Jasmyne Navarro

After the pandemic and lengthy quarantine hit, something changed that caused teachers to be discouraged at a faster, more alarming rate. Sheila Gorham, a guidance counselor at Princess Anne High School, claims “covid opened many people’s eyes.”

The teacher shortage is real, including in Virginia Beach. According to their employment site, there are 100 positions that still need to be filled in their schools.

Though students have always had resources for mental health and psychological issues, teacher mental health also needs to be at the forefront. “How are we going to balance our job… with the other factors [mental health] that are hindering you educating students,” Gorham noted.

Gorham continued to emphasize that having more mental health professionals available for teachers will make them feel more supported and take some of the pressure off. As a guidance counselor, Gorham will counsel a stressed student but “multiply that by 8 to 10 more students.” She claims the heavy pressure has always been there, but she’s more aware of it after the pandemic.

Along with work-life balance, public education continues to change. PA’s English and Public Speaking teacher reports there are always new systems being introduced. “People get caught up in educational trends and styles that get popular,” states Emma Wiley. For example, the switch from Schoology to Canvas has proved to be a struggle for teachers and students alike.

The district has more expectations that teachers are expected to meet and learn, even when these trends quickly go by. Taking teachers’ opinions and feelings into account about new strategies being introduced will create a supportive environment for teachers and they will be able to give feedback about new developments.

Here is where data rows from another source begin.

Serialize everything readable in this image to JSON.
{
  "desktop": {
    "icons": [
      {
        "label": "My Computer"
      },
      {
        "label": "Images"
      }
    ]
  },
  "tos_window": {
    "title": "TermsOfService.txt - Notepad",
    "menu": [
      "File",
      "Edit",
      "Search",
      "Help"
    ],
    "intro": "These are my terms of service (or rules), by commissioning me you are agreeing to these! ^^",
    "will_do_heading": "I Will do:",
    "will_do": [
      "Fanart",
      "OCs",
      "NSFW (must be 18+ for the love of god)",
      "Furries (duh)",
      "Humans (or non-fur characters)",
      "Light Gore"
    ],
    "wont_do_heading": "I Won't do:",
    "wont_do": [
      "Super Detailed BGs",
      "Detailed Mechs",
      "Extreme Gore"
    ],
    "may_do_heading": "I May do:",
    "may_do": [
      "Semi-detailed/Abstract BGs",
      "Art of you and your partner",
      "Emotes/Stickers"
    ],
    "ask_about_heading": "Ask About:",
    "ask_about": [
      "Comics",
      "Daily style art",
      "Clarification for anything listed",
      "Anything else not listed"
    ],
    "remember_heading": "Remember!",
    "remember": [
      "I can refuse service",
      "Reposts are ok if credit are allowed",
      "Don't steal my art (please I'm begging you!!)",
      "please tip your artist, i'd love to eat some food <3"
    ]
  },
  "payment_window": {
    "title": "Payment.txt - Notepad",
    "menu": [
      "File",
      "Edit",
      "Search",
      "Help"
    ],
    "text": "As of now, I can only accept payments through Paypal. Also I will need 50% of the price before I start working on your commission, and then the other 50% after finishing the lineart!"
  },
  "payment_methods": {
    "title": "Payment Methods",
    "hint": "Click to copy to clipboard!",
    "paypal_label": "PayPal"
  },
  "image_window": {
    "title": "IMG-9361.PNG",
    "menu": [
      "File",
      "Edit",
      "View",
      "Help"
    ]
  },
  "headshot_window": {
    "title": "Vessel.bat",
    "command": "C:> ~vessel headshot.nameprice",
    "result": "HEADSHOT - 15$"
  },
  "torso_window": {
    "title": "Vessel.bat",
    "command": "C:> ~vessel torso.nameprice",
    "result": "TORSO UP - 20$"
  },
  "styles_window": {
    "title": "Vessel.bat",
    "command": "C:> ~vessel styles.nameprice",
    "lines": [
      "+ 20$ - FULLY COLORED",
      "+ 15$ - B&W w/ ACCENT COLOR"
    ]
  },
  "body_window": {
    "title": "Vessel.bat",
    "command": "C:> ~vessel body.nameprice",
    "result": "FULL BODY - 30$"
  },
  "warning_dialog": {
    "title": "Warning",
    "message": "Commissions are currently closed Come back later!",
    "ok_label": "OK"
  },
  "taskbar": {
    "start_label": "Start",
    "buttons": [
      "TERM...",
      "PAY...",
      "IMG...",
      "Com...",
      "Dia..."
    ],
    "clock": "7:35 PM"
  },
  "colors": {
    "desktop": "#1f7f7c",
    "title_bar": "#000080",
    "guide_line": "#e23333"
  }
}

The economics teacher at PA Kevin Rhue believes that “teaching needs to be presented in a more positive light.” Statistics from the Insider newsletter state that the number of people going into the educational field has dropped since 2010. In Rhue’s opinion, the reputation that the public puts on teachers is at fault.

From Rhue’s perspective, teachers are criticized as ineffective as if “we don’t teach kids; we’re lazy.” Until people and the public respect teachers and “what we do, what we can do, and how we impact children,” people will continue to be uninterested in the profession.

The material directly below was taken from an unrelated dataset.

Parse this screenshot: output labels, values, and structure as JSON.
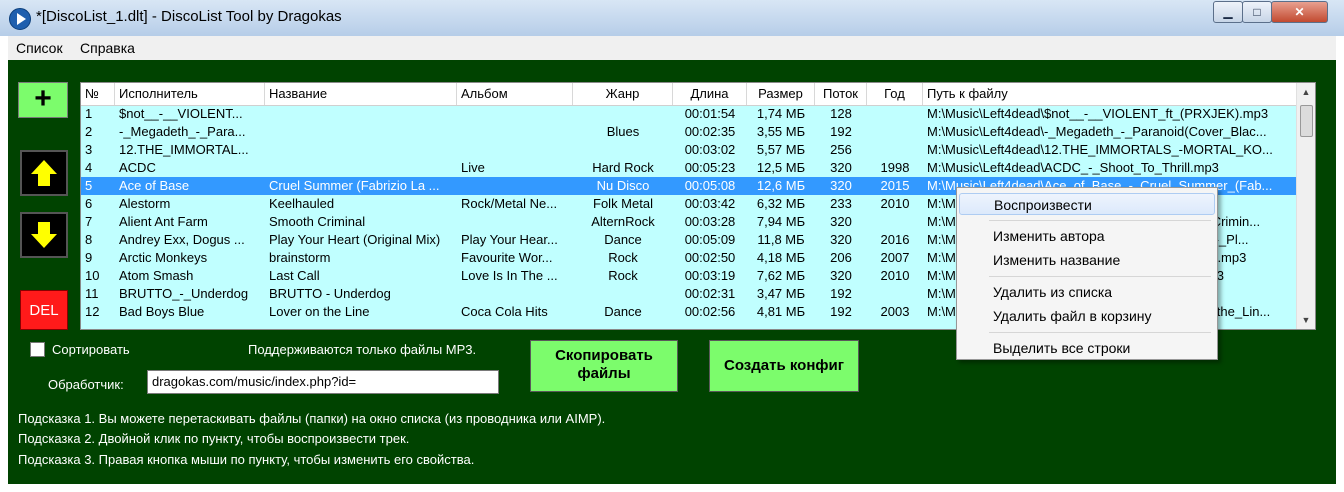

To teachers everywhere, connecting with their students is one of the most critical factors of their jobs. When teachers and students continued school online for almost two years, teachers didn’t get that connection, so in Wiley’s opinion many teachers thought, “if I’m not getting what I love out of my job then why am I doing this.”

According to an educational survey done by the Brookings Blog in early January 2021, one-quarter of teachers were said to retire at the end of the year, compared to the average 16% pre-online learning. As many teachers have pointed out, including Gorham, “getting into education has never been about the money,” the connection between students and teachers was their drive.

Furthermore, as teachers continue to point out the flaws of the educational field and strive to better the system, one thing that is continuously brought up is “the lack of support” as pointed out by both Gorham and Wiley. For these teachers, having resources such as access to a therapist and better representation for teachers will improve the field for them and other professionals.